The documents were published by American Oversight, which calls itself a non-partisan and nonprofit ethics watchdog and Freedom of Information Act litigator investigating the Trump administration.

They appear to show two calls between Giuliani and Pompeo in March, around a month before former Ukraine ambassador Marie Yovanovitch, an anti-corruption expert, was abruptly called back to the U.S. in April and then removed from the post.

David Hale, undersecretary of state for political affairs, testified on Wednesday that Pompeo and Giuliani spoke on the phone twice in late March.

The information released Friday "reveals a clear paper trail from Rudy Giuliani to the Oval Office to Secretary Pompeo to facilitate Giuliani's smear campaign against a U.S. ambassador," Austin Evers, executive director of American Oversight, said in a statement.

Yovanovitch has told members of Congress in an impeachment inquiry that her reputation was smeared by Giuliani, including false allegationsthat she badmouthed Trump and was blocking corruption investigations by circulating a "do not prosecute" list and stymieing investigation into the Vice President Joe Biden and his son.

The allegations of a pressure campaign by Trump to get the Ukrainians to announce investigations into a conspiracy theory about the 2016 presidential election and the Bidens are central to the impeachment inquiry into whether Trump abused the power of his office for personal political gain.

The documents released Friday appear to confirm that Pompeo and Giuliani spoke on the phone on March 26, and that another call was scheduled between the two men for March 29 and that it took place.

One email appears to show Trump’s former personal assistant, Madeleine Westerhout, helping to connect Giuliani to Pompeo after there was trouble establishing a connection.

The documents do not say what Giuliani and Pompeo discussed. The March 29 call was scheduled for 20 minutes but lasted just four minutes, according to the documents, and the March 26 call was also just minutes long, the emails show.

A request for comment from the State Department was not immediately returned after the documents were released late Friday.

The emails also show that before the acting U.S. ambassador to Ukraine, Bill Taylor, took the job he was among six former Ukraine ambassadors who objected to "recent uncorroborated allegations" about Yovanovitch.

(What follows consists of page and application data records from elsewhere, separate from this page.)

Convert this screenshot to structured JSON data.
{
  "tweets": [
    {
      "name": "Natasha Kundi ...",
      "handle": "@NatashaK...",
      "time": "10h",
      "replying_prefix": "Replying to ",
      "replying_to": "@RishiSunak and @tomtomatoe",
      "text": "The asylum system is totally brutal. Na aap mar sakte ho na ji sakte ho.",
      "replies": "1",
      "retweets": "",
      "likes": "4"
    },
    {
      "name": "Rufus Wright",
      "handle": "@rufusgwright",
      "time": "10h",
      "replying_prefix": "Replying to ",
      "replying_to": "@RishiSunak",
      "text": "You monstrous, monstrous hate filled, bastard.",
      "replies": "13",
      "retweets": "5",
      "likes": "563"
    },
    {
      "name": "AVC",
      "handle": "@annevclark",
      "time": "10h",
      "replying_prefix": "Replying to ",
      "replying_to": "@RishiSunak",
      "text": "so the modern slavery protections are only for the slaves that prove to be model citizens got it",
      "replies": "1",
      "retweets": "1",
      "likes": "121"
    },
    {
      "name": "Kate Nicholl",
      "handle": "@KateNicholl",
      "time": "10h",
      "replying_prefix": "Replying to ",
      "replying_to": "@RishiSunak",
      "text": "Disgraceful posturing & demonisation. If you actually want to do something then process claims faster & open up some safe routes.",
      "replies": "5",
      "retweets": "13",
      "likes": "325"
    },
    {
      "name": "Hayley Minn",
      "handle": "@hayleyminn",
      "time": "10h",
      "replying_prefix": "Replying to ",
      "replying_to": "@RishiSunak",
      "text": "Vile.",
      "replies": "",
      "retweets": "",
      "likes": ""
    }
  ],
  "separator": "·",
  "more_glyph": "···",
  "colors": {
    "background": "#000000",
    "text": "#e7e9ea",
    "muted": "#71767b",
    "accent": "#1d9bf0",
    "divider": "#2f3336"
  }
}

The April letter from Taylor and the five others says, "these charges are simply wrong."

Taylor told Congress he was asked to return to lead the embassy in Kyiv in May by Secretary of State Mike Pompeo. In his testimony, Taylor said his initial reservation about taking the job was because of the poor treatment of Yovanovitch.

The April 5 letter from Taylor and the former ambassadors cited recent articles by John Solomon, who at the time was an opinion contributor for The Hill, that claimed the embassy under Yovanovitch interfered with the ability of the Ukrainian prosecutor to investigate anti-corruption cases, and that she criticized Trump.

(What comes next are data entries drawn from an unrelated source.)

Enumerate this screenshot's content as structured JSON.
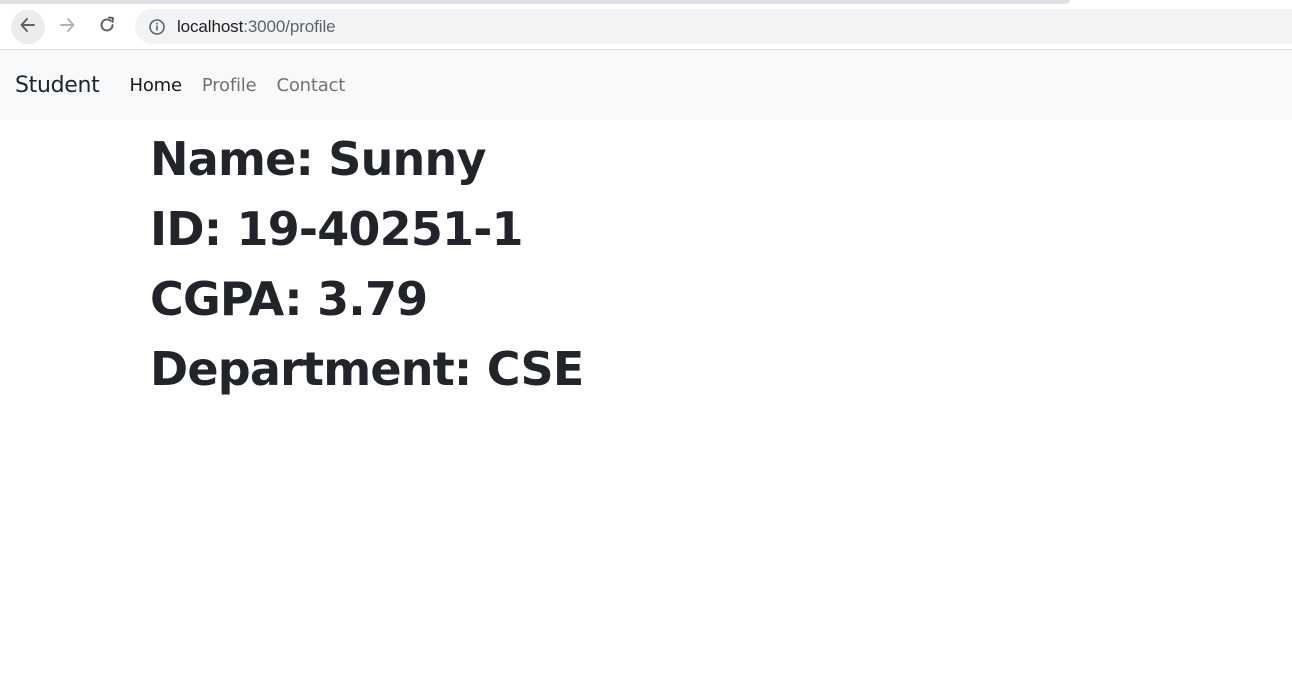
{
  "browser": {
    "url_host": "localhost",
    "url_path": ":3000/profile",
    "icons": {
      "back": "arrow-left-icon",
      "forward": "arrow-right-icon",
      "reload": "reload-icon",
      "info": "info-icon"
    }
  },
  "navbar": {
    "brand": "Student",
    "links": [
      {
        "label": "Home",
        "active": true
      },
      {
        "label": "Profile",
        "active": false
      },
      {
        "label": "Contact",
        "active": false
      }
    ]
  },
  "profile": {
    "name_line": "Name: Sunny",
    "id_line": "ID: 19-40251-1",
    "cgpa_line": "CGPA: 3.79",
    "department_line": "Department: CSE"
  },
  "colors": {
    "navbar_bg": "#f8f9fa",
    "text": "#212529",
    "muted_link": "#8c8c8c"
  }
}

"If the attack on Ambassador Yovanovitch were to gain traction, it would be an injustice against her and against reformers in Ukraine," the letter to the State Department reads. "Allowing these attacks on a US Ambassador in the field to stand without rebuttal from senior leadership in the US government weakens the structure of our diplomatic engagement," it adds.

House Democrats are still waiting for documents from the State Department that they subpoenaed in connection with the impeachment inquiry.

American Oversight says this is just the first round of disclosures.

"The evidence is only going to get worse for the administration as its stonewall strategy collapses in the face of court orders," Evers said in the statement.